shutdown()
{
 if((timer1&timer2&timer3&timer4)== -1)
 {
  timer7++;
  if(timer7 >= 10) // 10 seconds timeout
  {
   shift(0x0c00); // enable shutdown mode 
   asm" CLR IE.7";
   asm" MOV PCON,#2"; // enter power down mode
  }
 }
}

The update display will send serial data of buffer[] array to MAX7219. You may study the code of how to convert binary data to 7-segment display in moveTimetobuffer( ) function.

SDCC version firmware

Again the reason why I wrote a new version firmware, just for fun and spend my free time learning new things. I got the problem with a big electromechanical relay, mostly the makers only produce the NO contact. The sample schematic shown in Fig 2. has the relay circuit that uses opto triac driving a NO/NC relay! So I must change the firmware to let the output turn on when start timer and turn off when time is over. To do such changing, it needs to modify the source code and recompile it. I thought why don't try with sdcc. The people can modify the source code and do-it-yourself.

Let get the sdcc for dos command line, SDCC for 8051. Unzip the package and save to drive c. I made the folder app (application programs) for my source code.  Here is the new source code for sdcc, xtimer1.c

Timer4 is now modified to be delay off output. The counting is now based on minute the same as timer1 and 2. Timer3 still be hour counting based. I have made the opto-relay for big load switching.

Figure 3: opto-relay for output4(active low).

The opto-transistor can be any type. Usually some opto output can drive relay directly, but I think better to use a darlington transistor, says ULN2003, ULN2803 to drive the relay. With this method, there is no galvanic contact between HV and digital board. The EMI produced from inductive load turning off will only propagate to the control board by induction and radiation. This design is quite save for digital control board.

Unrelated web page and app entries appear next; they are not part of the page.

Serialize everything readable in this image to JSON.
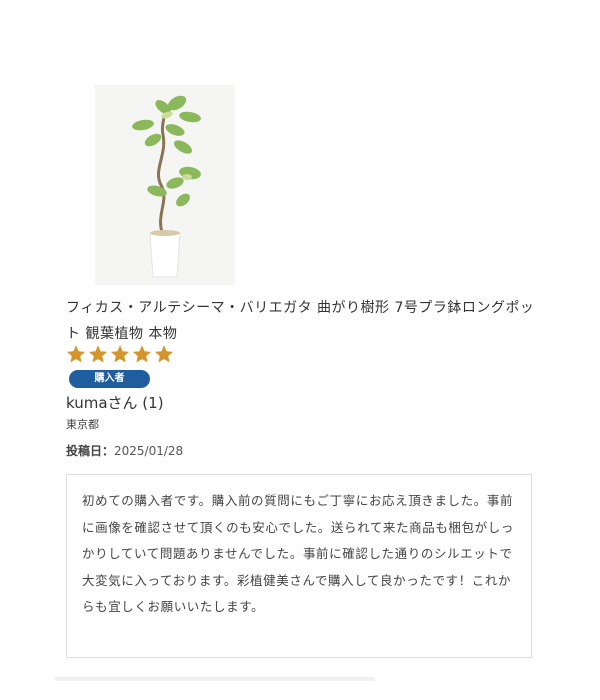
{
  "product": {
    "title": "フィカス・アルテシーマ・バリエガタ 曲がり樹形 7号プラ鉢ロングポット 観葉植物 本物",
    "image_icon": "plant-photo"
  },
  "review": {
    "rating": 5,
    "rating_max": 5,
    "star_color": "#d4962a",
    "badge_label": "購入者",
    "badge_color": "#1f5d9e",
    "reviewer": "kumaさん (1)",
    "location": "東京都",
    "posted_label": "投稿日：",
    "posted_date": "2025/01/28",
    "body": "初めての購入者です。購入前の質問にもご丁寧にお応え頂きました。事前に画像を確認させて頂くのも安心でした。送られて来た商品も梱包がしっかりしていて問題ありませんでした。事前に確認した通りのシルエットで大変気に入っております。彩植健美さんで購入して良かったです！これからも宜しくお願いいたします。"
  }
}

Now get back to run sdcc, below steps show how to use sdcc to compile the source code. After the sdcc has installed in drive c:, we must set path to let the dos know where is the folder of exe files of sdcc. To compile just type sdcc program.c. If everything OK, we will get the machine code in hex file. However the hex file produced by sdcc has *.ihx extension. We can convert it to hex file with *.hex simply by a program packihx. See example below.

The hex file produced by sdcc is only 1877 bytes! You can use 89C2051 instead of 89C4051 for U2!
 
Microsoft(R) Windows 98
   (C)Copyright Microsoft Corp 1981-1999.

C:\WINDOWS>cd\

C:\>cd sdcc

C:\sdcc>cd app

C:\sdcc\app>path=c:\sdcc\bin

C:\sdcc\app>sdcc xtimer1.c

library file /sdcc/share/sdcc/lib/small/libsdcc.lib
library file /sdcc/share/sdcc/lib/small/libint.lib
library file /sdcc/share/sdcc/lib/small/liblong.lib
library file /sdcc/share/sdcc/lib/small/libfloat.lib

C:\sdcc\app>

C:\sdcc\app>packihx xtimer1.ihx>xtimer1.hex
packihx: read 308 lines, wrote 122: OK.

C:\sdcc\app>
 
 

Download
 
Schematic xtimer1.pdf
Firmware (Micro-C for 8051) xtimer.c
Firmware (sdcc for 8051) xtimer1.c
Intel Hex files (Micro-C for 8051) xtimer.hex
Intel Hex files (sdcc for  8051) xtimer1.ihx
xtimer1.hex
OrCAD 9.1 Schematic file orcadxtimer1.zip
xtimer V1.0 BOM Xtimer.bom



30 Dec 2003